In July 2016, an Iron March user mentioned in a private message that he’d been invited to join Atomwaffen, but didn’t want to join a group before graduating college. Besides, he noted, the group’s Florida members were “all a few years younger than me I’ll be 23 in October.”
A different would-be Atomwaffen recruit wrote that he would “gladly join the organization” but that “because of my young age and strict parents I am dependent on basically everything.” He added that many of his weeknights were occupied with practice for his school’s air rifle team.
Another: “I am also 16. Turning 17 in September 5. I have a job and a vehicle for transportation. I am ready for action.”
A third: “Just to tell you, I’m 16, so I hope I’m not too young to join.”
But Atomwaffen appealed to more than just high schoolers. By the time the group moved into more real-world paramilitary actions, 29-year-old Michael Hubsky led its Nevada cell and organized “hate camps” in the desert, ProPublica previously reported. A security guard who planned on obtaining a firearms manufacturing license, Hubsky suggested acting as a gun maker for Atomwaffen. (Some early private messages included in the Iron March leak also reference having a gunsmith in their ranks.) Like other Atomwaffen members, Hubsky advocated terror tactics and attacks on public infrastructure, even boasting of having a map of California’s electrical grid, ProPublica reported.
Other early Iron March messages suggest Atomwaffen appealed to active-duty military.
“I’m in Marine NROTC [Naval Reserve Officer Training Corps] at the moment so I could bring that training to the table and moreso in the future, if I earn a commission,” one prospective Atomwaffen member wrote in private messages. “I go to OCS [Officer Candidate School] next year.”
In a private chat between two apparent non-members of Atomwaffen, one Iron March member referenced “a friend in AtomWaffen who’s at Ft. Hood with the Army Engineers at the moment.
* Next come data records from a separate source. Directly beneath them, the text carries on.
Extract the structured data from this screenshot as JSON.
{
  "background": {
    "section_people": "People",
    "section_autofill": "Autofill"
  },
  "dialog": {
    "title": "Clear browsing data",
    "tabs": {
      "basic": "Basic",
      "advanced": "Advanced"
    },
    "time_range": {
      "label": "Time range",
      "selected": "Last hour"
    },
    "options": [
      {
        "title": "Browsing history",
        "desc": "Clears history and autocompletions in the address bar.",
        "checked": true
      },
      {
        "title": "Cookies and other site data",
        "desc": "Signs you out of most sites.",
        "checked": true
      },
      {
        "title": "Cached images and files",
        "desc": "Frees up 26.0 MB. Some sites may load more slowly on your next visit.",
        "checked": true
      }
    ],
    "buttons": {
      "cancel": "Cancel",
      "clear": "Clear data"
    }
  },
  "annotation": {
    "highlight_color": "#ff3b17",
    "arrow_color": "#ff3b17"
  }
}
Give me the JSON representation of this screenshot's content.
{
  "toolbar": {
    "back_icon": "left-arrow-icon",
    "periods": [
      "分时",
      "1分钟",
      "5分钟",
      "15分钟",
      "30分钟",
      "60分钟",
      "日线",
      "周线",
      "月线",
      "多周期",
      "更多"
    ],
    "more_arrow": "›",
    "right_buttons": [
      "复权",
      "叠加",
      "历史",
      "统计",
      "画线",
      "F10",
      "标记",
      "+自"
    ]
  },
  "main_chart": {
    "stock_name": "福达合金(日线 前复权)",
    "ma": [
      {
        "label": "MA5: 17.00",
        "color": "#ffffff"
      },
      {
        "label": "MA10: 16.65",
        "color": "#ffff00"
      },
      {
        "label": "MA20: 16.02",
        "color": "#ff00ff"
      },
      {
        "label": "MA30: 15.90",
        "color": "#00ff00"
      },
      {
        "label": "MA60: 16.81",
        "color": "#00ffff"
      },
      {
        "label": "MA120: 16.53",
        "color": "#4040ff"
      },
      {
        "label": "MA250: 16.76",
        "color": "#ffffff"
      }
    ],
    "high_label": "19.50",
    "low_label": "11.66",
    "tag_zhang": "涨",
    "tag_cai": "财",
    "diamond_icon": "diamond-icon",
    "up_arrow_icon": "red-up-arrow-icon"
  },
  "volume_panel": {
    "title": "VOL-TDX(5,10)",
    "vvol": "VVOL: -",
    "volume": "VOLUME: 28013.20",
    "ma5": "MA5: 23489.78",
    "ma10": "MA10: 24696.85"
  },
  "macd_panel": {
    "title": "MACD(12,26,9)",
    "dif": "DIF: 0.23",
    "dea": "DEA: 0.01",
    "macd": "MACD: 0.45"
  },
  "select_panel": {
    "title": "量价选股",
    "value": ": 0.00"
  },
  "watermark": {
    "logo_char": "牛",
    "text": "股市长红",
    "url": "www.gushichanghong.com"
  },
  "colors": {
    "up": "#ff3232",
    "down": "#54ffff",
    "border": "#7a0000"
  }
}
He was in OEF [Operation Enduring Freedom].”
The Iron March user went on to note that “the only Fascists I role [roll] with are ex-Military.”
Already, the Iron March leaks have surfaced a number of people claiming military ties. An ongoing investigation by Bellingcat has revealed a number of potential U.S. service members involved in the forum.
Russell’s own military ties came up often in Iron March messages. Russell was a member of the Florida Army National Guard, and temporarily passed leadership to Arthurs while attending National Guard training.
But even before Iron March went offline in 2017, Russell and Arthurs would become involved in two of Atomwaffen’s first murders.
Over a year of private Iron March messages, fascists expressed concern that Arthurs had converted to Islam. While he reportedly remained an ardent fascist (and began expressing admiration for ISIS), Arthurs’ religious conversion drove a wedge between him and other neo-Nazis. In May 2017, Arthurs allegedly shot and killed two of his roommates: an 18-year-old and a 22-year-old, at least one of whom was also an Iron March user. Arthurs later told investigators the roommates had mocked his religion.
Russell, who also lived with Arthurs, was arrested after investigators searched the home and found explosives he’d built. When police first arrived at the apartment, Russell was reportedly wearing his National Guard uniform and crying. He was 21.